2.   Accessory apartments should not be permitted in garages or other outbuildings at this time.  Further study is necessary.

 

3.   BZA approval should be required whenever more than one accessory use is to be located in on a single-family residential lot.  This should include residential and home business uses.

 

4.    Permitted home occupations should be restricted to businesses that generate less than three customers per day in total.  The provisions in Chapter 3 that permit ‘no more than eight clients or customers on the premises in any one (1) hour” are excessive and effectively convert a residential use into a business use with the resulting negative impact on neighboring homes.

 

Large Retail Stores

 

ANC 4B has the following concerns regarding retail stores of 50,000 square feet or larger:

 

Retail stores in excess of 50,000 square feet have a significant impact on traffic, noise, infrastructure, parking, and the quality of life in surrounding residential and commercial neighborhoods.  Existing zoning regulations generally permit these stores as a matter of right in many zones, with limited community comment permitted in the Large Tract Review Process.

 

In addition, one-story retail buildings, particularly those on main business corridors, including Georgia Avenue, contribute to sprawl.  Multi story mixed-use buildings provide additional customers for retail and promote safer streets.

 

THEREFORE BE IT RESOLVED that Advisory Neighborhood Commission 4B recommends that

 

1.  Retail stores that are larger than 50,000 square feet be permitted only by special exception.

 

2.  Retail stores that are larger than 50,000 square feet be housed in buildings with at least two stories.

 

Corner Stores

 

The proposal would authorize the establishment of up to two small eating and drinking businesses within 500 feet in some residential zones, but would allow the BZA to waive those restrictions.  The proposal would also authorize by-right fresh food markets or a grocery stores and allow other stores by special exception.  The sale of alcohol would be permitted for off-site consumption and alcohol products could make up 15 percent of the store’s floor space.
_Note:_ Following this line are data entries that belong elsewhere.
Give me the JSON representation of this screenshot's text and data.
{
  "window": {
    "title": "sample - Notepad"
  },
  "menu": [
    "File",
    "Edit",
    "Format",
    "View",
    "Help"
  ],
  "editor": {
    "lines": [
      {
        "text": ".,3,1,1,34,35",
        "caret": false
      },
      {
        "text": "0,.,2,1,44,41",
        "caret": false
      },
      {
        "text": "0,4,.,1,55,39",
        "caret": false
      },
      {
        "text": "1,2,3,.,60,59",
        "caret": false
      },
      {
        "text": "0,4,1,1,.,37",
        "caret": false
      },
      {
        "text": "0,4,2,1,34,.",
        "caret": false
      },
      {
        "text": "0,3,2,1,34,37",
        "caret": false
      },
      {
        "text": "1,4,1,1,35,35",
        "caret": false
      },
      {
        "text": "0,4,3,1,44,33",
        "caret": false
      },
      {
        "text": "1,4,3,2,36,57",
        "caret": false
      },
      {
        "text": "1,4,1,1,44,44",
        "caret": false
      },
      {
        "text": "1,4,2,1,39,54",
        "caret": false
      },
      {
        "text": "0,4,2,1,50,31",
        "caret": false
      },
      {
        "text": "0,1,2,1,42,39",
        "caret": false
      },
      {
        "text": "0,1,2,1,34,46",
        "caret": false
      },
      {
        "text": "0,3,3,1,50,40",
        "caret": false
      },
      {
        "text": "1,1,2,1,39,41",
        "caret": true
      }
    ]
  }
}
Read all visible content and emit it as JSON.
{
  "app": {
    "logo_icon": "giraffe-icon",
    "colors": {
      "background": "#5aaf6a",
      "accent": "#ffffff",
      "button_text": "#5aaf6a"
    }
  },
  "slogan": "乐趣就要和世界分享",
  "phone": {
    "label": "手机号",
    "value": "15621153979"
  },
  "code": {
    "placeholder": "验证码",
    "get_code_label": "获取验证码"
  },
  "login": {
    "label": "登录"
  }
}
In addition, the BZA could waive some restrictions, such as increased operating hours.

 

ANC 4B has the following concerns regarding corner stores:

 

Corner stores are proposed as one way to increase food and retail options in underserved residential neighborhoods.  However, there is strong evidence that this proposal will not result in an increased offering of fresh food.  Small-scale stores find it economically difficult to offer fresh food, as evidenced by the lack of fresh food offerings in existing convenience stores located on high-traffic streets.  Alcohol sales would be permitted, something that is currently readily available in most neighborhoods.

 

These stores are likely to increase trash, rodents, demand for parking, and other negative impacts.  There is also the potential for blight when homes are converted into business uses, with grates, window coverings and other permanent architectural changes. Neighbors would have not voice in the appearance and design of the stores unless they are located in historic districts.  And they draw retail stores away from Georgia Avenue and other main corridors that are finding it difficult to attract retail tenants.

 

THEREFORE BE IT RESOLVED that Advisory Neighborhood Commission 4B recommends that corner stores be permitted only by special exception and without the sale of alcohol permitted.

 

Every Commissioner is authorized to represent this resolution before applicable city agencies, panels, and commissions.